Is TV being seduced too easily by new technology into losing its most unique aspect – community consumption?

There really must be better things tto do with one\’s time than think, write, or read about how we don\’t all watch TV programs at the same time.

The atomisation of society, cultural alienation, the anomie of modernity…..all because we watch Dr. Who at different times.

Snore.

Oh Lord

Please save us from idiot regulators:

Internet service providers could face a new tax to help pay for unprofitable programmes shown on ITV and Channel 4, which may in turn lead to higher broadband charges for consumers.

The levy could be imposed by the Government on the service providers and websites within the next few years, under proposals published yesterday about the future funding of "public service" programmes which make little or no money for commercial broadcasters.

So why do these programs make little money? Because no one wants to watch them. So why should there be any public subsidy to them? They are clearly producing less value than they cost to produce: this is known as making us all poorer, a destruction of value.

And why should people who deliberately use a different technology, the internet, pay for the failures of an old one, TV? Should we have taxed the car makers to support the buggy whip manufacturers?

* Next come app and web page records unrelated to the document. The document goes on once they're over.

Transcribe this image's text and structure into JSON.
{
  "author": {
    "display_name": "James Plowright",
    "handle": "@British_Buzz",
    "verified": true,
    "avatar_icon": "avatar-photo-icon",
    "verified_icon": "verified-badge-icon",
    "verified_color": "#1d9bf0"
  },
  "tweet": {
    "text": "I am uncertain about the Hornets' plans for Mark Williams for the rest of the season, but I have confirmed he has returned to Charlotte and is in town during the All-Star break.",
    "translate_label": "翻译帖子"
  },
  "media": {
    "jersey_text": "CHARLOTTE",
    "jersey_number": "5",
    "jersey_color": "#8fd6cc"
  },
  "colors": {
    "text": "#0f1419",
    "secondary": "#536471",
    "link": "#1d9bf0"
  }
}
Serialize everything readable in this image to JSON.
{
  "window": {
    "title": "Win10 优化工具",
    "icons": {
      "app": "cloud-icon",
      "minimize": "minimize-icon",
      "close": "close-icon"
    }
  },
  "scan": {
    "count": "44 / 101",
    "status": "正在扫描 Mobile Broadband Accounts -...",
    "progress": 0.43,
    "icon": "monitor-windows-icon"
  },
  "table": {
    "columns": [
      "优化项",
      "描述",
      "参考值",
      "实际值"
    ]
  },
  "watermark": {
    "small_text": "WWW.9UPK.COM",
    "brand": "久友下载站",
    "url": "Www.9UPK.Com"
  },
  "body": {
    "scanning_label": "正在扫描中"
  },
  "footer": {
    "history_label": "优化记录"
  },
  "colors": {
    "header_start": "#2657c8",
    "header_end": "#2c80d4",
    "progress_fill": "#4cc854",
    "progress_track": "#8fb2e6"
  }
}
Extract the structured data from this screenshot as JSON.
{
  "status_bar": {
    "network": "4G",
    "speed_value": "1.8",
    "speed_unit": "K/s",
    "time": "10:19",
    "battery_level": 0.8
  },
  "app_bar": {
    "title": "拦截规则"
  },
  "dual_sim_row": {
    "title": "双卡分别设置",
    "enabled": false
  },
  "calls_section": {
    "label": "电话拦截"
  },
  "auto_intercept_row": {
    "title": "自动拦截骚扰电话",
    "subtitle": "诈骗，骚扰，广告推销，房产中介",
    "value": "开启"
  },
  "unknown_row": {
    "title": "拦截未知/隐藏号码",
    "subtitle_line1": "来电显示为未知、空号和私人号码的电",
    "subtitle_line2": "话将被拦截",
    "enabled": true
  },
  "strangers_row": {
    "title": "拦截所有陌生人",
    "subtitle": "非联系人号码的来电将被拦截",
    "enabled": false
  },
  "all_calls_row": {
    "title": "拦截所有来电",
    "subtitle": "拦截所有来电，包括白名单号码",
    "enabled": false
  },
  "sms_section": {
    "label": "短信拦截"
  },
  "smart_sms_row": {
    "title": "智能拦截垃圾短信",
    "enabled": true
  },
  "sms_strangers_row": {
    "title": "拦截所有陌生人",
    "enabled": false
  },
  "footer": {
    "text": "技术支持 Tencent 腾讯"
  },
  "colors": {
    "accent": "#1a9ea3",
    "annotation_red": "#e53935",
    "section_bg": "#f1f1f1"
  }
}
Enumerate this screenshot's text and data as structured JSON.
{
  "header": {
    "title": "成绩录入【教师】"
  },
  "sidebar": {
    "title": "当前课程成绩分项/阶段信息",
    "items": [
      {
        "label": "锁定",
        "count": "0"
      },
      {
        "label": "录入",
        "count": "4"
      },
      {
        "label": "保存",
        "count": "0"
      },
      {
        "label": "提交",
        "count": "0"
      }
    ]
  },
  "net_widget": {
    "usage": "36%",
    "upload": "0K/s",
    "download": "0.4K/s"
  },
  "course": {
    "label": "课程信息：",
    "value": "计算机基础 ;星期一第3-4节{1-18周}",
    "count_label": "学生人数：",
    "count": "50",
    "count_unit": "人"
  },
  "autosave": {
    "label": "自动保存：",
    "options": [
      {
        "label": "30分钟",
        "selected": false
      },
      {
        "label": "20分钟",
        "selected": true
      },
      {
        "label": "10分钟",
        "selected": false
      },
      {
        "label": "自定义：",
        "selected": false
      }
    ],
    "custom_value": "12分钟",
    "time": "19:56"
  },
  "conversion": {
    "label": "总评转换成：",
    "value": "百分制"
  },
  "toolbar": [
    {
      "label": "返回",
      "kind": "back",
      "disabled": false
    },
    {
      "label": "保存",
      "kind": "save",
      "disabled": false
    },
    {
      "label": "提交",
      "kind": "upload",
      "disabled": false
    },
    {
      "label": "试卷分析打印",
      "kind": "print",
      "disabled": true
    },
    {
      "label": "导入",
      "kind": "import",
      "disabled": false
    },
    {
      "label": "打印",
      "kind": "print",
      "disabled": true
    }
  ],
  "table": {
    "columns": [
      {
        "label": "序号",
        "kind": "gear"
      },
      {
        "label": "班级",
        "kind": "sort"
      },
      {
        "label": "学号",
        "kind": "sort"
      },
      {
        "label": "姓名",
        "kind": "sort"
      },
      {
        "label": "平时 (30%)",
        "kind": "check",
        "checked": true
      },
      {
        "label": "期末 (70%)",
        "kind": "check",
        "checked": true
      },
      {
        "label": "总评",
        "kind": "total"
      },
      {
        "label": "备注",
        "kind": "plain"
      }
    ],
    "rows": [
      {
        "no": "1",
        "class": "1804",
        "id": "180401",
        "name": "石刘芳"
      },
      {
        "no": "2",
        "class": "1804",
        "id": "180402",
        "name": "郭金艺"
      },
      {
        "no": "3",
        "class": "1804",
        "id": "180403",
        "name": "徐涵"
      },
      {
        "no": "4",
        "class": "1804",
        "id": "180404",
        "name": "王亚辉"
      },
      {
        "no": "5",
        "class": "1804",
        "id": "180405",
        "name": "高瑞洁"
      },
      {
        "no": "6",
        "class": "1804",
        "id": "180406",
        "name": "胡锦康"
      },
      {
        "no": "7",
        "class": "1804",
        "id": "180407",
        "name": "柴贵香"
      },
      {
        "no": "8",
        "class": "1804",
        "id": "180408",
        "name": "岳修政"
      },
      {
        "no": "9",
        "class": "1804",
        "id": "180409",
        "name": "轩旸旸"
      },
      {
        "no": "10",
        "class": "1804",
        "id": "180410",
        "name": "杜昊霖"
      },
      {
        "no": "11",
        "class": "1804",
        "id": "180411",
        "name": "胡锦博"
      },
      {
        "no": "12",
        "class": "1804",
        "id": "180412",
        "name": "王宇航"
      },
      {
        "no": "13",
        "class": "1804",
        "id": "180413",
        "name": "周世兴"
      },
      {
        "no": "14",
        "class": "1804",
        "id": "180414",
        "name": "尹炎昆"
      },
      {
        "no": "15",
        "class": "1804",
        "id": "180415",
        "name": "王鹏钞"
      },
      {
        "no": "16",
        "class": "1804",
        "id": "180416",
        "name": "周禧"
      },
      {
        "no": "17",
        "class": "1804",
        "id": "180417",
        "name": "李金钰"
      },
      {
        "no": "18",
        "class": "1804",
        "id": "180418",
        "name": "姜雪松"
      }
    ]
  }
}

This is as silly as taxing dustmen so that Dukes can go to the opera….oh, wait, we do that don\’t we?